Taking repeated blood pressure readings over a 24-hour period rather than a one-off measurement in the clinic is the most cost-effective way of deciding who should be prescribed drugs for hypertension, according to a study published Wednesday.
The findings in favor of so-called ambulatory blood pressure monitoring were immediately adopted by Britain's health costs watchdog, the National Institute for Health and Clinical Excellence (NICE), in new guidelines on how to diagnose and when to treat high blood pressure.
Bryan Williams, a professor of medicine at the Leicester University and chair of the NICE guideline development group, said the change would affect the treatment of millions of people in Britain and was "a step-change that is likely to be replicated across the world."
An estimated 1 billion people around the world have high blood pressure, or hypertension, which is a major risk factor for cardiovascular disease, the leading cause of death globally. If it is left untreated, high blood pressure can cause strokes, heart attacks, heart failure and organ damage, including kidney failure and vision problems.
Those diagnosed with hypertension are often prescribed one of many blood-pressure lowering drugs such as Novartis's Lotensin or generic benazepril, candesartan, sold as Atacand by AstraZeneca and Takeda, or Novartis' Diovan, known generically as valsartan.
Patients are often prescribed the drugs for many years if not the rest of their lives.
"Ambulatory monitoring allows better targeting of blood pressure treatment to those who will receive most benefit," said Richard McManus of Britain's Birmingham University, who led a study published in The Lancet medical journal which prompted the NICE guideline change.
"It is cost saving in the long term as well as more effective, and so will be good for patients and doctors alike."
Diagnosis of hypertension has traditionally been based on blood-pressure measurements in the clinic, but studies have found that home and ambulatory measurements are better indicators of who will suffer heart problems and strokes.
Ambulatory blood pressure measurement involves the patient wearing a blood pressure cuff attached to an automatic blood pressure machine for 24 hours.
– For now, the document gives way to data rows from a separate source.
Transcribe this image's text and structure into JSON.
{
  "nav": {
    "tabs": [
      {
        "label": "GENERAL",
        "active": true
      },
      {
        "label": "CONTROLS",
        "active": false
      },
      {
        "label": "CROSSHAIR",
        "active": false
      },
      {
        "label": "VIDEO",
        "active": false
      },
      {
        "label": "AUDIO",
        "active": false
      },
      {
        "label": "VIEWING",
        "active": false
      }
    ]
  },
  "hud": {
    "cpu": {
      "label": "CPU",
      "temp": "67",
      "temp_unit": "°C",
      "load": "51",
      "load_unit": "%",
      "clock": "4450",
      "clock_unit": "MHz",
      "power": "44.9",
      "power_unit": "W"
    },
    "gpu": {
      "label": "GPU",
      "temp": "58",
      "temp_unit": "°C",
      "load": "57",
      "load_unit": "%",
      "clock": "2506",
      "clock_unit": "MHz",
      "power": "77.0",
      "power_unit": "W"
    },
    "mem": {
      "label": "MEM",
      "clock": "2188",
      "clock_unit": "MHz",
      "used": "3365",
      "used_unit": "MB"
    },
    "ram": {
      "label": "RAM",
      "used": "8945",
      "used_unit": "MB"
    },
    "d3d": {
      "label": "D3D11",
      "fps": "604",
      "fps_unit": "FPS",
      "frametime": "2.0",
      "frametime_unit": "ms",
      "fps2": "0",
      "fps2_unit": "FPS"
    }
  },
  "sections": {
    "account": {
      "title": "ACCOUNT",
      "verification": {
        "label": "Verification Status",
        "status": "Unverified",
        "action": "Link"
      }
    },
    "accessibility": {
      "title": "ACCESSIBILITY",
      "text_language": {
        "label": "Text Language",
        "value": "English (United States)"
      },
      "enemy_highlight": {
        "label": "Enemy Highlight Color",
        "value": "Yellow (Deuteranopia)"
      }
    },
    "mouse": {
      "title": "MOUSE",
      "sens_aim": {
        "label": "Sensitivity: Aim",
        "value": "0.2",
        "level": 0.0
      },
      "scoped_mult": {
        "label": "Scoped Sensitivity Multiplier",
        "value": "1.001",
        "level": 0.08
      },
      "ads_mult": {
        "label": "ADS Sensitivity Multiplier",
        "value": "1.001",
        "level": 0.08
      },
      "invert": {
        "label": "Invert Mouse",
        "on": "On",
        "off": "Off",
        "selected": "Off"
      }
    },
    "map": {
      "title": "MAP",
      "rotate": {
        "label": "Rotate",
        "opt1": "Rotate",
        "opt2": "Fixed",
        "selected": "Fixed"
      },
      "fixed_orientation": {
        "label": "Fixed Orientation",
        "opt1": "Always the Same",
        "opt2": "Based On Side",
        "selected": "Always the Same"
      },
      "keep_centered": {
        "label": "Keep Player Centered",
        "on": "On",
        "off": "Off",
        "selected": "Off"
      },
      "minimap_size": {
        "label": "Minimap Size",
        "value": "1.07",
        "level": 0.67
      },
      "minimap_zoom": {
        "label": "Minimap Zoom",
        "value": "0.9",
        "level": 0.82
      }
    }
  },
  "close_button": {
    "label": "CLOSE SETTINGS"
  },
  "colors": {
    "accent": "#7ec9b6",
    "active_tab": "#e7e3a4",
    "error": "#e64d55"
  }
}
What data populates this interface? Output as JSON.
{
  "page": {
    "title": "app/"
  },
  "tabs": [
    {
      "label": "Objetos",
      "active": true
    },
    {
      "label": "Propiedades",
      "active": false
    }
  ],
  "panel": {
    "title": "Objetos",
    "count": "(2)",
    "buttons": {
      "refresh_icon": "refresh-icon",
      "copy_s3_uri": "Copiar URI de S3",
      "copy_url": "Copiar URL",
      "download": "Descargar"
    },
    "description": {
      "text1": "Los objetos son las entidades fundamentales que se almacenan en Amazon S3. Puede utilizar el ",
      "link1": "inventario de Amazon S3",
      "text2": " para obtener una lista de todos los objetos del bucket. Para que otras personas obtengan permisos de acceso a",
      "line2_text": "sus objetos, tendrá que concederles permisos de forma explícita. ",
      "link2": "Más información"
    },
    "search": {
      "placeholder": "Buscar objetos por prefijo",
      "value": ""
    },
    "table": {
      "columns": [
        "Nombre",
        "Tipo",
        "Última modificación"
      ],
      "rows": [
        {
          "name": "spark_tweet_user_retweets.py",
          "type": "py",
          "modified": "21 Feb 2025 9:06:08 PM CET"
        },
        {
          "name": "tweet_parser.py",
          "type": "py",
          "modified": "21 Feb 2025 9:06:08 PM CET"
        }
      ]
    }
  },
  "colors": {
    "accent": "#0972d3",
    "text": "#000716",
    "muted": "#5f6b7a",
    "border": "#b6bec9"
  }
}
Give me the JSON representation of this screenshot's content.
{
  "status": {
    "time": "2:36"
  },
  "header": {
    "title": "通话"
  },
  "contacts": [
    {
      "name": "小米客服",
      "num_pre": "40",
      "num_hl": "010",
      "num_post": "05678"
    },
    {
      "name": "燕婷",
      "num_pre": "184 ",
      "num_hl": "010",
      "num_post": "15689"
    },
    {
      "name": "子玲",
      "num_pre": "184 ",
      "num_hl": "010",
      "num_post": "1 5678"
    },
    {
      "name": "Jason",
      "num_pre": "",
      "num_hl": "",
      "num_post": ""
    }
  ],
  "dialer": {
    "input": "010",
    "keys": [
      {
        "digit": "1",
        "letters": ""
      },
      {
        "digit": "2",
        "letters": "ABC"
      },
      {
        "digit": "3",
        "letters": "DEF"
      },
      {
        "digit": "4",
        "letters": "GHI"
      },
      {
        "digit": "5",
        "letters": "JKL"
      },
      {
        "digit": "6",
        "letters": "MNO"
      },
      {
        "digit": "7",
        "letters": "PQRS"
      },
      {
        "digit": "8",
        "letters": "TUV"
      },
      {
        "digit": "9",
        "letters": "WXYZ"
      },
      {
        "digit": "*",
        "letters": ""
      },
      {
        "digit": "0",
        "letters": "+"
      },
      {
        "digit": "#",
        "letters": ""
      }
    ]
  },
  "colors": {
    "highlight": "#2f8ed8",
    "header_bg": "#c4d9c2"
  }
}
Measurements are taken typically half hourly during the day and hourly during the night.
Experts say one-off blood pressure readings taken during a visit to the doctors can often be artificially raised due to what is known as the "white coat effect" when patients are nervous about going into a clinical setting.
In the Lancet study McManus' team analyzed the cost-effectiveness of the three approaches and found that ambulatory monitoring was the most cost effective way to diagnose high blood pressure in men and women of all ages.
It saved money in all groups and resulted in significant improvements in quality of life for both sexes in the 50-plus age group.
McManus said the new NICE guidelines marked a significant change in hypertension care. "The use of ambulatory monitoring will ensure quicker and more accurate diagnosis," he said, adding that this was "an exciting advance which I am sure will be taken up internationally."